§ **WHAT YOU NEED TO DO**
The task calls for every entry to be printed word for word, without the images.

§ **THE RECORDS**
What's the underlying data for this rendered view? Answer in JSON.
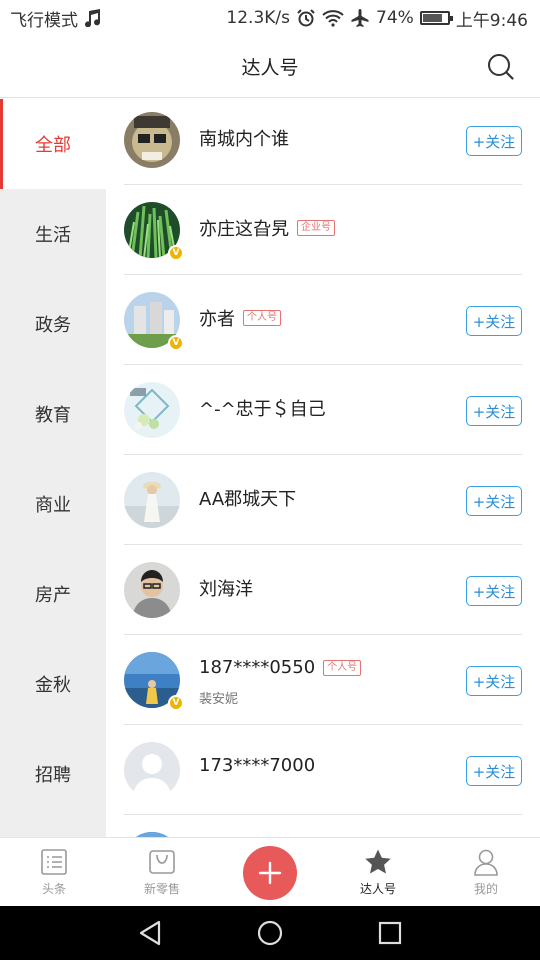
{
  "status_bar": {
    "left": "飞行模式",
    "net_speed": "12.3K/s",
    "battery": "74%",
    "battery_level": 0.74,
    "time": "上午9:46",
    "icons": [
      "music-note-icon",
      "alarm-icon",
      "wifi-icon",
      "airplane-icon",
      "battery-icon"
    ]
  },
  "header": {
    "title": "达人号",
    "search_icon": "search-icon"
  },
  "sidebar": {
    "active_index": 0,
    "categories": [
      "全部",
      "生活",
      "政务",
      "教育",
      "商业",
      "房产",
      "金秋",
      "招聘"
    ],
    "accent": "#e53935"
  },
  "list": {
    "follow_label": "+关注",
    "items": [
      {
        "name": "南城内个谁",
        "tag": "",
        "sub": "",
        "verified": false,
        "follow": true,
        "avatar": "cartoon-face"
      },
      {
        "name": "亦庄这旮旯",
        "tag": "企业号",
        "sub": "",
        "verified": true,
        "follow": false,
        "avatar": "green-grass"
      },
      {
        "name": "亦者",
        "tag": "个人号",
        "sub": "",
        "verified": true,
        "follow": true,
        "avatar": "buildings"
      },
      {
        "name": "^-^忠于＄自己",
        "tag": "",
        "sub": "",
        "verified": false,
        "follow": true,
        "avatar": "diamond-flowers"
      },
      {
        "name": "AA郡城天下",
        "tag": "",
        "sub": "",
        "verified": false,
        "follow": true,
        "avatar": "girl-beach"
      },
      {
        "name": "刘海洋",
        "tag": "",
        "sub": "",
        "verified": false,
        "follow": true,
        "avatar": "boy-glasses"
      },
      {
        "name": "187****0550",
        "tag": "个人号",
        "sub": "裴安妮",
        "verified": true,
        "follow": true,
        "avatar": "sky-landscape"
      },
      {
        "name": "173****7000",
        "tag": "",
        "sub": "",
        "verified": false,
        "follow": true,
        "avatar": "default-person"
      },
      {
        "name": "",
        "tag": "",
        "sub": "",
        "verified": false,
        "follow": true,
        "avatar": "sky-landscape"
      }
    ]
  },
  "tab_bar": {
    "active_index": 3,
    "tabs": [
      {
        "label": "头条",
        "icon": "list-icon"
      },
      {
        "label": "新零售",
        "icon": "shopping-bag-icon"
      },
      {
        "label": "",
        "icon": "plus-icon"
      },
      {
        "label": "达人号",
        "icon": "star-icon"
      },
      {
        "label": "我的",
        "icon": "person-icon"
      }
    ],
    "plus_color": "#e85a5a"
  },
  "nav_bar": {
    "buttons": [
      "back-icon",
      "home-icon",
      "recents-icon"
    ]
  }
}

§ **SOLUTION TO THIS TASK**
What's the underlying data for this rendered view? Answer in JSON.
{
  "status_bar": {
    "left": "飞行模式",
    "net_speed": "12.3K/s",
    "battery": "74%",
    "battery_level": 0.74,
    "time": "上午9:46",
    "icons": [
      "music-note-icon",
      "alarm-icon",
      "wifi-icon",
      "airplane-icon",
      "battery-icon"
    ]
  },
  "header": {
    "title": "达人号",
    "search_icon": "search-icon"
  },
  "sidebar": {
    "active_index": 0,
    "categories": [
      "全部",
      "生活",
      "政务",
      "教育",
      "商业",
      "房产",
      "金秋",
      "招聘"
    ],
    "accent": "#e53935"
  },
  "list": {
    "follow_label": "+关注",
    "items": [
      {
        "name": "南城内个谁",
        "tag": "",
        "sub": "",
        "verified": false,
        "follow": true,
        "avatar": "cartoon-face"
      },
      {
        "name": "亦庄这旮旯",
        "tag": "企业号",
        "sub": "",
        "verified": true,
        "follow": false,
        "avatar": "green-grass"
      },
      {
        "name": "亦者",
        "tag": "个人号",
        "sub": "",
        "verified": true,
        "follow": true,
        "avatar": "buildings"
      },
      {
        "name": "^-^忠于＄自己",
        "tag": "",
        "sub": "",
        "verified": false,
        "follow": true,
        "avatar": "diamond-flowers"
      },
      {
        "name": "AA郡城天下",
        "tag": "",
        "sub": "",
        "verified": false,
        "follow": true,
        "avatar": "girl-beach"
      },
      {
        "name": "刘海洋",
        "tag": "",
        "sub": "",
        "verified": false,
        "follow": true,
        "avatar": "boy-glasses"
      },
      {
        "name": "187****0550",
        "tag": "个人号",
        "sub": "裴安妮",
        "verified": true,
        "follow": true,
        "avatar": "sky-landscape"
      },
      {
        "name": "173****7000",
        "tag": "",
        "sub": "",
        "verified": false,
        "follow": true,
        "avatar": "default-person"
      },
      {
        "name": "",
        "tag": "",
        "sub": "",
        "verified": false,
        "follow": true,
        "avatar": "sky-landscape"
      }
    ]
  },
  "tab_bar": {
    "active_index": 3,
    "tabs": [
      {
        "label": "头条",
        "icon": "list-icon"
      },
      {
        "label": "新零售",
        "icon": "shopping-bag-icon"
      },
      {
        "label": "",
        "icon": "plus-icon"
      },
      {
        "label": "达人号",
        "icon": "star-icon"
      },
      {
        "label": "我的",
        "icon": "person-icon"
      }
    ],
    "plus_color": "#e85a5a"
  },
  "nav_bar": {
    "buttons": [
      "back-icon",
      "home-icon",
      "recents-icon"
    ]
  }
}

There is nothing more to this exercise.